• [RECORDS]:
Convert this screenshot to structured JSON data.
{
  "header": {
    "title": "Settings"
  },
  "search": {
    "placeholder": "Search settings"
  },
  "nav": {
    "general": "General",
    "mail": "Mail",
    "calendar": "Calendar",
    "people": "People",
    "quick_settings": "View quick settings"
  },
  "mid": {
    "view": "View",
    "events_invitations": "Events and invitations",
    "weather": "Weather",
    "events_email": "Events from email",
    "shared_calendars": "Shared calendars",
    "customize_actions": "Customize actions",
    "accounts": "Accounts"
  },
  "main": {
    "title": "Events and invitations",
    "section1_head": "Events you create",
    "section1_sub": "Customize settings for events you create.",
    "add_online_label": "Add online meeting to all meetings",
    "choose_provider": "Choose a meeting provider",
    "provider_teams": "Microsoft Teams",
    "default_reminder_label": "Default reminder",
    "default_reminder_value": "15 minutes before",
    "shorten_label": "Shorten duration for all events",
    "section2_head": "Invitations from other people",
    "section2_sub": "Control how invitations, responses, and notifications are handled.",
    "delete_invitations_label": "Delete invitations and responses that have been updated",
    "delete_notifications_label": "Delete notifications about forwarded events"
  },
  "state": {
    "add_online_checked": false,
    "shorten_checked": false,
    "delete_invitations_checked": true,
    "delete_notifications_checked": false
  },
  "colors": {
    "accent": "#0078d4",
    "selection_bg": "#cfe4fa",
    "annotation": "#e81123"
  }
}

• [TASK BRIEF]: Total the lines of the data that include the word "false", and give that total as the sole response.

• [RESPONSE]: 3